Apple's wasn't having a particularly good month on the stock exchange. The AAPL share price fell back to a 52 week low of $420.05 on 5 March. This was the weakest it had been since January 2012 and a 40 percent drop from its peak of $705.07 in September 2012. It wasn't the lowest point of the year though. Apple's share price fell to $388 on 27 June.
A UK court invalidated three Samsung patents that cover 3G technology in two rulings in cases between Samsung and Apple. Samsung alleged that Apple infringed on the patents with 3G-enabled devices, including the iPhone 4, iPhone 4S and the iPad 2 3G, according to court documents.
Apple's Phil Schiller made a dig at Android security on Twitter, writing: "Be safe out there" in a tweet linking to F-Secure's latest Mobile Threat Report. The report reveals that 96 new families and variants of Android malware were discovered in the fourth quarter of 2012, almost doubling the number recorded in the previous quarter.
Apple was fighting for the iPhone trademark in Brazil. Gradiente had registered the name iPhone back in 2000, seven years before the iPhone launched in 2007. Apple argued that Gradiente had left it too late to release a product using the trademarked name.
An Apple Store in France was fined for forcing employees to work during the night (as in, after 9pm).
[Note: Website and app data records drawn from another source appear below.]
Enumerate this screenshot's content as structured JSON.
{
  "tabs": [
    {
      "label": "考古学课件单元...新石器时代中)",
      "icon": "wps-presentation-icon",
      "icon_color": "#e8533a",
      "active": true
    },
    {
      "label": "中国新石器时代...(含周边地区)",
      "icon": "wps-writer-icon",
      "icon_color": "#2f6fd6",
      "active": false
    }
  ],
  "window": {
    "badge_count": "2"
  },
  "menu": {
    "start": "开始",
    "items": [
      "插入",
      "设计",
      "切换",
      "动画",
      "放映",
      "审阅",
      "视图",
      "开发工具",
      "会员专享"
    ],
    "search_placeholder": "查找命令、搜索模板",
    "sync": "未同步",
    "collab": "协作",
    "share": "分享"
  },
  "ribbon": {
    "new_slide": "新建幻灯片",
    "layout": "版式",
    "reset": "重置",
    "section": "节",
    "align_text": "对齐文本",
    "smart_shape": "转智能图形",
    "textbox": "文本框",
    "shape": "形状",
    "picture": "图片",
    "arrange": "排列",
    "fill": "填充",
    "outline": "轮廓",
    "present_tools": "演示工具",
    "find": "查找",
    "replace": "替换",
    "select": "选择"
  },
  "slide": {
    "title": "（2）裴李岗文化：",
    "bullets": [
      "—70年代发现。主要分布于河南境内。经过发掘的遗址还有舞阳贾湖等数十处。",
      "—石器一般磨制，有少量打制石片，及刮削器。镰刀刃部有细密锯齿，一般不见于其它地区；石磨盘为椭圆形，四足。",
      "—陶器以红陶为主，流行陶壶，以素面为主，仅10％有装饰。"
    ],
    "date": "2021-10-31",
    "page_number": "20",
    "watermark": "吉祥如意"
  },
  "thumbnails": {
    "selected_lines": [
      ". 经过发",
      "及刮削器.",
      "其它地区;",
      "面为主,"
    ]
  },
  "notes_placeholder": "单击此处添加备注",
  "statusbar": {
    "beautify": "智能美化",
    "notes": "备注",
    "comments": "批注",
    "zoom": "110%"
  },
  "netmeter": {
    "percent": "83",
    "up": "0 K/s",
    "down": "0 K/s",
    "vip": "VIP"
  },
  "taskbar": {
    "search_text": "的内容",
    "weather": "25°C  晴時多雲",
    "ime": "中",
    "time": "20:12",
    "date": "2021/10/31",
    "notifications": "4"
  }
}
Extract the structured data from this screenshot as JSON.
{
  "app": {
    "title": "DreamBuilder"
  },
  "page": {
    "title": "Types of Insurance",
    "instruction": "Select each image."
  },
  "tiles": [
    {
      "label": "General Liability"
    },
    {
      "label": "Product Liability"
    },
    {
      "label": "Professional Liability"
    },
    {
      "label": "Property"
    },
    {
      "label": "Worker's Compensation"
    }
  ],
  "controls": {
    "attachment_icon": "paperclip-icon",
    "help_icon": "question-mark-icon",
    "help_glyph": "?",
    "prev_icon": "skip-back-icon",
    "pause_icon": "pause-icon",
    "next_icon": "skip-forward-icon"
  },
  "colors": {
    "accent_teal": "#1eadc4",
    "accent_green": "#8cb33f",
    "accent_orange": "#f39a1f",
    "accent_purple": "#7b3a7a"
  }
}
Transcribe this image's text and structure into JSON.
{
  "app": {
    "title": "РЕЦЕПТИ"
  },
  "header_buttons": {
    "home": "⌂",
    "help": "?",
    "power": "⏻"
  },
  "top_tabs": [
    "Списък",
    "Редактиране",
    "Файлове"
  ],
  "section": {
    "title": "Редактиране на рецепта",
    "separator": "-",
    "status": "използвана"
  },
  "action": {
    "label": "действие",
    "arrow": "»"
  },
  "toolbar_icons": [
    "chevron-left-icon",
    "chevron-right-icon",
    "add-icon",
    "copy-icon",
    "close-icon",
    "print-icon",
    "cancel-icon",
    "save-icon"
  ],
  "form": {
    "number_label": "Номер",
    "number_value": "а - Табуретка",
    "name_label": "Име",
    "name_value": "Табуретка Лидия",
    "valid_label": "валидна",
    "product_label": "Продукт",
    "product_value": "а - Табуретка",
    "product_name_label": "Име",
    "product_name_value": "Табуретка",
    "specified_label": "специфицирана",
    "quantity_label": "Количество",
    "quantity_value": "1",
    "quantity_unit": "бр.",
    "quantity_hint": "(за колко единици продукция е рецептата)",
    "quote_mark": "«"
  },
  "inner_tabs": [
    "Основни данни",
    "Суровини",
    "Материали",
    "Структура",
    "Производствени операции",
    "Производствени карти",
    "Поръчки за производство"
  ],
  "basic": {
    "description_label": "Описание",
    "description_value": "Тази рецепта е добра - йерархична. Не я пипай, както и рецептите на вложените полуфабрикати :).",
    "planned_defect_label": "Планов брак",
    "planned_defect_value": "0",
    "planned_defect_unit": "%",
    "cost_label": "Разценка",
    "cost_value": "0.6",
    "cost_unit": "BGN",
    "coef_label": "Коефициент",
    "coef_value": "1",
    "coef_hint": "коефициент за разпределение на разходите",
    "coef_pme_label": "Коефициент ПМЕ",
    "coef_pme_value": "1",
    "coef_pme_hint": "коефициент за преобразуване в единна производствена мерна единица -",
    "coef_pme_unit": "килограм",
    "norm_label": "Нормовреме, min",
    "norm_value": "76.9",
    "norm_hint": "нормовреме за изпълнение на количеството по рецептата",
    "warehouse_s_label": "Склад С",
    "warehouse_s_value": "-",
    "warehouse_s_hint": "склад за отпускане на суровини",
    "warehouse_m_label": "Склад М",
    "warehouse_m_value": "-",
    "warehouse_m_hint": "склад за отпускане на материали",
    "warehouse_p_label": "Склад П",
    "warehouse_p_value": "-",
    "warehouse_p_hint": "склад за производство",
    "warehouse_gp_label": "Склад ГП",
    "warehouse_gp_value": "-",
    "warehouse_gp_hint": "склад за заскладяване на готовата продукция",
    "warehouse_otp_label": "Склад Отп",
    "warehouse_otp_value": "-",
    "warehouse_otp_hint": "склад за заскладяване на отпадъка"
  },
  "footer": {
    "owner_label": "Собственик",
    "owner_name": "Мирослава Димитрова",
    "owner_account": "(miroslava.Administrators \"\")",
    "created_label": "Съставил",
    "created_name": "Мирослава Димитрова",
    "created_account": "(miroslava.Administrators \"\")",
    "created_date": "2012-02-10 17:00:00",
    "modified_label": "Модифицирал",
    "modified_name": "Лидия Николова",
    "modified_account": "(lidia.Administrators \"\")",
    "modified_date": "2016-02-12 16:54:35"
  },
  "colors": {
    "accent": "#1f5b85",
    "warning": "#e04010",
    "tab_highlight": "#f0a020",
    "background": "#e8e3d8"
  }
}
Former retail boss John Browett spoke about why he had left Apple after less than a year, claiming that he "just didn't fit in."
Apple was in trouble for: "Not informing consumers correctly about the legal warranty rights they have," in 21 EU countries. At issue was Apple's stance on warranty rights, and the company was accused of misleading customers and pushing their own paid-for warranty, Apple Care. Under EU consumer law, buyers are automatically entitled to a free minimum two-year warranty.
Apple's annual environmental report highlighted its use of renewable energy. Apple's data centers are now powered entirely by renewable energy sources - specifically, solar, wind, hydro, and geothermal.
Apple reacted to a security exploit with its "reset password" functionality for Apple IDs. Armed with only your email address and date of birth, a hacker could tweak a specific URL to reset the password for your account. Users who had started using Apple's just-launched two-step verification on their accounts weren't vulnerable to this attack. 3436870
Apple met criticism in China for its warranty policy when the local-state controlled press slammed the company for allegedly offering subpar warranty services to Chinese customers. Apple said its warranty policies for the country were roughly the same as those in the US and other regions, and also meet Chinese laws.